From the "all politics is local and all localities are national" department: of the 28 House seats that have changed hands from Republican to Democratic so far, a little over a third (ten) were in the Northeast. It'll be tough for the Republicans to recover those seats, certainly as long as they insist on being the party of greedheads and religious bigots, and Republicans could lose fellows like Chris Shays and Jim Gerlach next time around (plus Rob Simmons, if they haven't already). Two seats changed hands in Arizona, which is becoming (among other things) Florida West for elderly Northeasterners. Two seats changed hands in Iowa, which (unlike Illinois and Texas) has drawn districts so that they're competitive, imagine that. One each changed hands in Colorado and Minnesota, which have never struck me as places that ought to be particularly red. Two changed hands in Florida and one of those was Mark Foley's. One changed hands in California and that'll teach Richard Pombo to try to gut the Endangered Species Act. One changed hands in North Carolina and let's Heath Shuler and I make a deal, OK, in which he can be as pro-life and pro-gun as he wants but he fully explains what his opposition to illegal immigration has to do with an economic policy that helps the little guy? Three changed hands in Indiana and one in Wisconsin and I must confess I don't really understand why. One changed hands in Texas due to Tom DeLay's Law and one changed hands in Ohio due to Bob Ney's Law; I guess the one that changed hands in Kentucky and was due to Anne Northrup's Law. One changed hands in Kansas -- that's right, the state that stars in Thomas Frank's What's the Matter with Kansas? -- and, yikes, does that make Jim Ryun the worst House Rep ever?
Mr. Bush can, I suppose, content himself with never having to listen to the Northeast again -- and we can content ourselves with the notion that his kind do poorly in areas with lots of, you know, people in them, like, you know, most of the Northeast, and, like, you know, cities everywhere else. If the Democrats choose to accept this mission, they can build a lasting majority by (as Thomas Schaller suggests here) sealing up the Northeast and then picking off the rest of the country.
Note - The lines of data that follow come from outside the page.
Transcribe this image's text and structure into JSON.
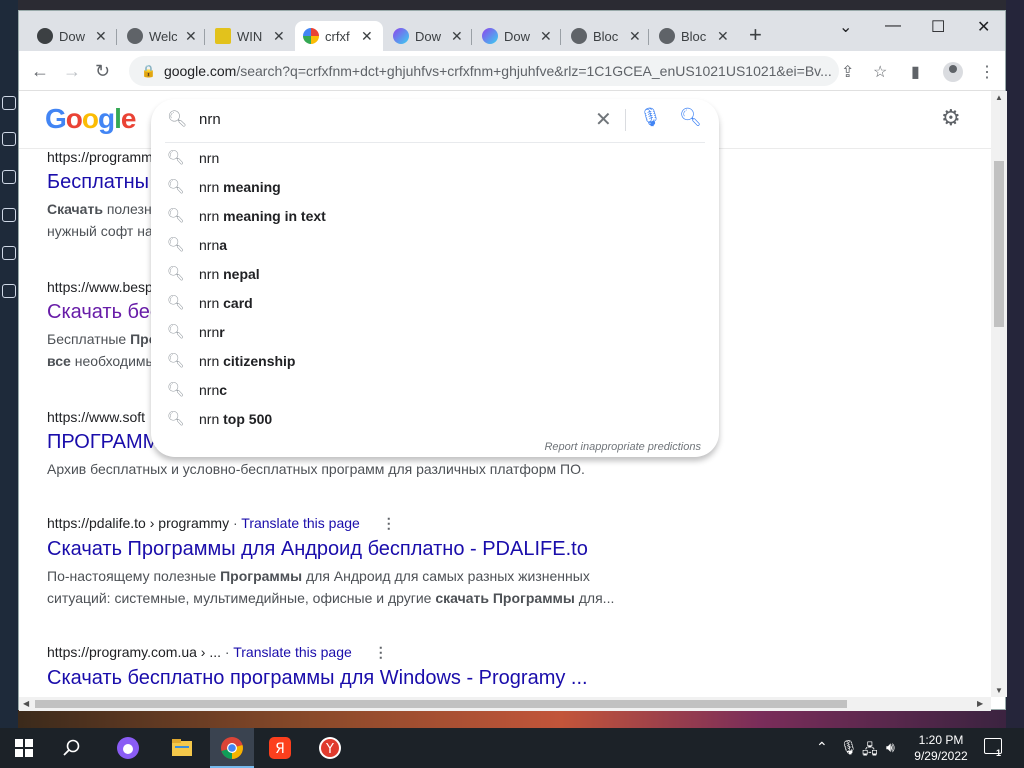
{
  "browser": {
    "tabs": [
      {
        "title": "Dow",
        "icon": "generic-page-icon"
      },
      {
        "title": "Welc",
        "icon": "globe-icon"
      },
      {
        "title": "WIN",
        "icon": "film-icon"
      },
      {
        "title": "crfxf",
        "icon": "google-icon",
        "active": true
      },
      {
        "title": "Dow",
        "icon": "video-app-icon"
      },
      {
        "title": "Dow",
        "icon": "video-app-icon"
      },
      {
        "title": "Bloc",
        "icon": "globe-icon"
      },
      {
        "title": "Bloc",
        "icon": "globe-icon"
      }
    ],
    "address": {
      "domain": "google.com",
      "path": "/search?q=crfxfnm+dct+ghjuhfvs+crfxfnm+ghjuhfve&rlz=1C1GCEA_enUS1021US1021&ei=Bv..."
    }
  },
  "google": {
    "logo": [
      "G",
      "o",
      "o",
      "g",
      "l",
      "e"
    ],
    "logo_colors": [
      "#4285f4",
      "#ea4335",
      "#fbbc05",
      "#4285f4",
      "#34a853",
      "#ea4335"
    ],
    "query": "nrn",
    "suggestions": [
      {
        "base": "nrn",
        "rest": ""
      },
      {
        "base": "nrn",
        "rest": " meaning"
      },
      {
        "base": "nrn",
        "rest": " meaning in text"
      },
      {
        "base": "nrn",
        "rest": "a"
      },
      {
        "base": "nrn",
        "rest": " nepal"
      },
      {
        "base": "nrn",
        "rest": " card"
      },
      {
        "base": "nrn",
        "rest": "r"
      },
      {
        "base": "nrn",
        "rest": " citizenship"
      },
      {
        "base": "nrn",
        "rest": "c"
      },
      {
        "base": "nrn",
        "rest": " top 500"
      }
    ],
    "report_text": "Report inappropriate predictions"
  },
  "results": [
    {
      "url": "https://programm",
      "title": "Бесплатны",
      "snippet_html": "<b>Скачать</b> полезн<br>нужный софт на",
      "visited": false
    },
    {
      "url": "https://www.besp",
      "title": "Скачать бес",
      "snippet_html": "Бесплатные <b>Про</b><br><b>все</b> необходимы",
      "visited": true
    },
    {
      "url": "https://www.soft",
      "title": "ПРОГРАММЫ - Скачать бесплатные программы",
      "snippet_html": "Архив бесплатных и условно-бесплатных программ для различных платформ ПО.",
      "visited": false
    },
    {
      "url": "https://pdalife.to › programmy",
      "translate": "Translate this page",
      "title": "Скачать Программы для Андроид бесплатно - PDALIFE.to",
      "snippet_html": "По-настоящему полезные <b>Программы</b> для Андроид для самых разных жизненных ситуаций: системные, мультимедийные, офисные и другие <b>скачать Программы</b> для...",
      "visited": false
    },
    {
      "url": "https://programy.com.ua › ...",
      "translate": "Translate this page",
      "title": "Скачать бесплатно программы для Windows - Programy ...",
      "snippet_html": "",
      "visited": false
    }
  ],
  "taskbar": {
    "time": "1:20 PM",
    "date": "9/29/2022",
    "notification_count": "1",
    "apps": [
      "windows-start-icon",
      "search-icon",
      "assistant-icon",
      "file-explorer-icon",
      "chrome-icon",
      "yandex-icon",
      "yandex-browser-icon"
    ]
  }
}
And, over in the Senate, Bob Casey the Younger and Jim Webb and Jon Tester have taught Democrats how to win in the rest of the country -- i.e., be big-tent on abortion and/or gun control, but without pandering to the worst in Americans like Harold Ford the Younger did.
But regardless of who controls Congress, our work as citizens is the same -- we agitate for what we believe in, and our Representatives either follow suit or earn boatloads of bad karma that will hopefully one day result in, for example, an 18-point loss in a run at a third Senate term. Perhaps it'll be easier with Democrats in charge, or perhaps the organizations that supply me with action alerts will get complacent all at once. I don't really think they will -- it's hard to imagine the ACLU sitting back on warrantless wiretapping, or the EFF taking a breather on network neutrality. And Congress comes back soon to finish its work for the year, and since a bunch of these goofs aren't coming back, they might try to do as much damage as they can. But if good folks do get complacent, I'll just have to work harder. Whatever the fates ask of me, I'll do. But what's coming is certainly not a vacation from our duties.
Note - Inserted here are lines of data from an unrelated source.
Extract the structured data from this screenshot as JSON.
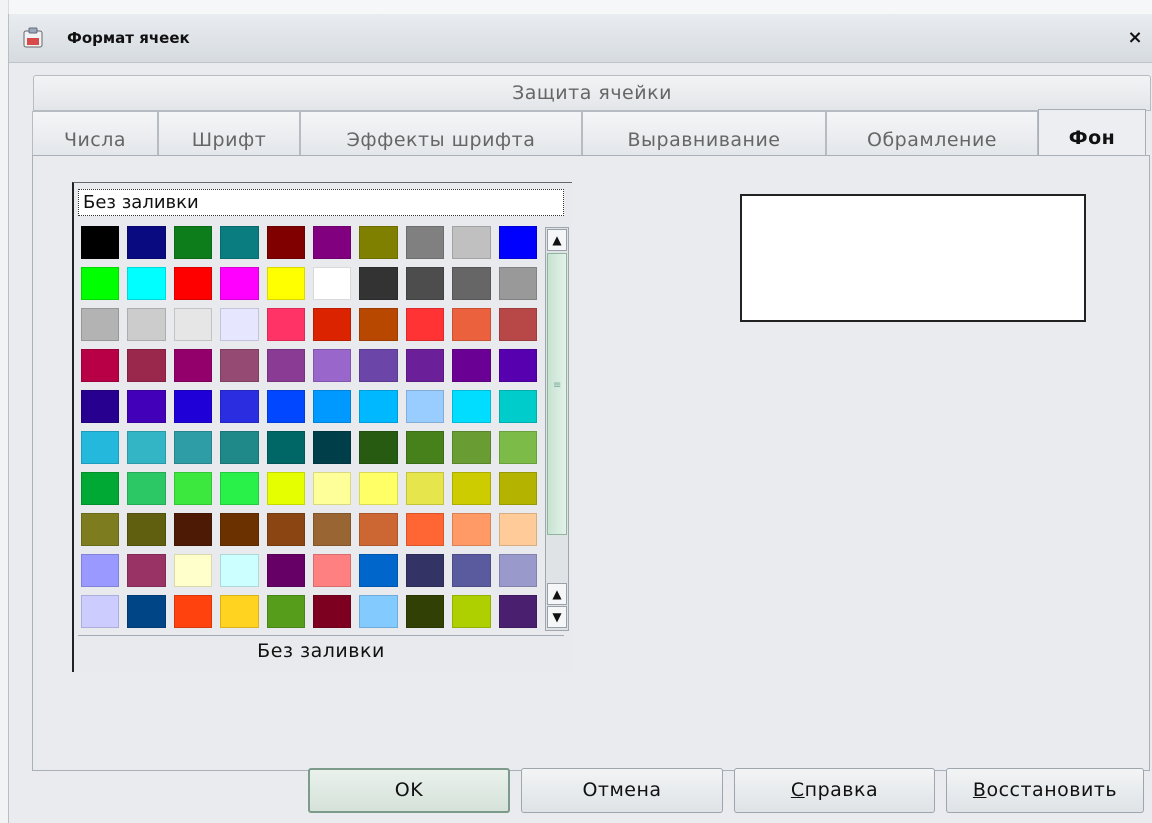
{
  "window": {
    "title": "Формат ячеек",
    "close_label": "×"
  },
  "tabs": {
    "row1": [
      "Защита ячейки"
    ],
    "row2": [
      "Числа",
      "Шрифт",
      "Эффекты шрифта",
      "Выравнивание",
      "Обрамление",
      "Фон"
    ],
    "active": "Фон"
  },
  "color_selector": {
    "selected_value": "Без заливки",
    "caption": "Без заливки",
    "swatches": [
      "#000000",
      "#0a0a80",
      "#0d7d1c",
      "#0a7d80",
      "#800000",
      "#800080",
      "#808000",
      "#808080",
      "#c0c0c0",
      "#0000ff",
      "#00ff00",
      "#00ffff",
      "#ff0000",
      "#ff00ff",
      "#ffff00",
      "#ffffff",
      "#333333",
      "#4d4d4d",
      "#666666",
      "#999999",
      "#b3b3b3",
      "#cccccc",
      "#e6e6e6",
      "#e6e6ff",
      "#ff3366",
      "#dc2300",
      "#b84700",
      "#ff3333",
      "#eb613d",
      "#b84747",
      "#b80047",
      "#99284c",
      "#94006b",
      "#944a72",
      "#8a3c95",
      "#9966cc",
      "#6b45a8",
      "#6b1f99",
      "#6b0094",
      "#5600b0",
      "#28008f",
      "#4200b8",
      "#1f00d6",
      "#2a2ee0",
      "#0047ff",
      "#0099ff",
      "#00b8ff",
      "#99ccff",
      "#00ddff",
      "#00cccc",
      "#23b8dc",
      "#33b5c6",
      "#2f9da6",
      "#1f8889",
      "#006666",
      "#003f4a",
      "#275b12",
      "#46811c",
      "#6a9c34",
      "#7dbb49",
      "#00a933",
      "#2dc866",
      "#3de83e",
      "#2af04a",
      "#e6ff00",
      "#ffff99",
      "#ffff66",
      "#e6e64c",
      "#cccc00",
      "#b3b300",
      "#7d7d20",
      "#5f5f0f",
      "#4c1a05",
      "#6b3200",
      "#8b4513",
      "#996633",
      "#cc6633",
      "#ff6633",
      "#ff9966",
      "#ffcc99",
      "#9999ff",
      "#993366",
      "#ffffcc",
      "#ccffff",
      "#660066",
      "#ff8080",
      "#0066cc",
      "#333366",
      "#5a5a9e",
      "#9999cc",
      "#ccccff",
      "#004586",
      "#ff420e",
      "#ffd320",
      "#579d1c",
      "#7e0021",
      "#83caff",
      "#314004",
      "#aecf00",
      "#4b1f6f"
    ]
  },
  "preview": {
    "color": "#ffffff"
  },
  "buttons": {
    "ok": "OK",
    "cancel": "Отмена",
    "help": "Справка",
    "reset": "Восстановить"
  }
}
That doesn't mean we shouldn't take take the time to celebrate the following truisms:
All that fearmongering the last two months failed to expand the Republican majority.
All that yelling and screaming about illegal immigration failed to expand the Republican majority.
All those gay marriage votes and flag-burning votes and Estate Tax votes in Congress failed to expand the Republican majority.
All those right-wing knuckleheads on the radio and on TV now have to attack the will of the people directly, instead of using the Democrats as their surrogates.
George Allen sure is Mr. Smooth, isn't he? But his career was ended by a real white man.
Karl Rove will never, ever, ever again be mistaken for a genius. I know, I know, you, too, were thinking "Mozart, Einstein, Rove." This guy ain't even Bismarck, yet the so-called "liberal media" couldn't get enough of him in 2002 and 2004. And what did he do that was so great in 2002 and 2004? He lied his posterior off and pandered to the most emotionally-crippled members of society. This takes genius? Genius requires, at the very least, utility to a community, or an understanding of people's lives as if they're not pawns on your great chessboard. Mr. Rove has never shown me any reason to believe that he understands either one. I'll be more than happy to pray for his redemption. Hey, it happens to the unlikeliest people. But I wouldn't lay money on it.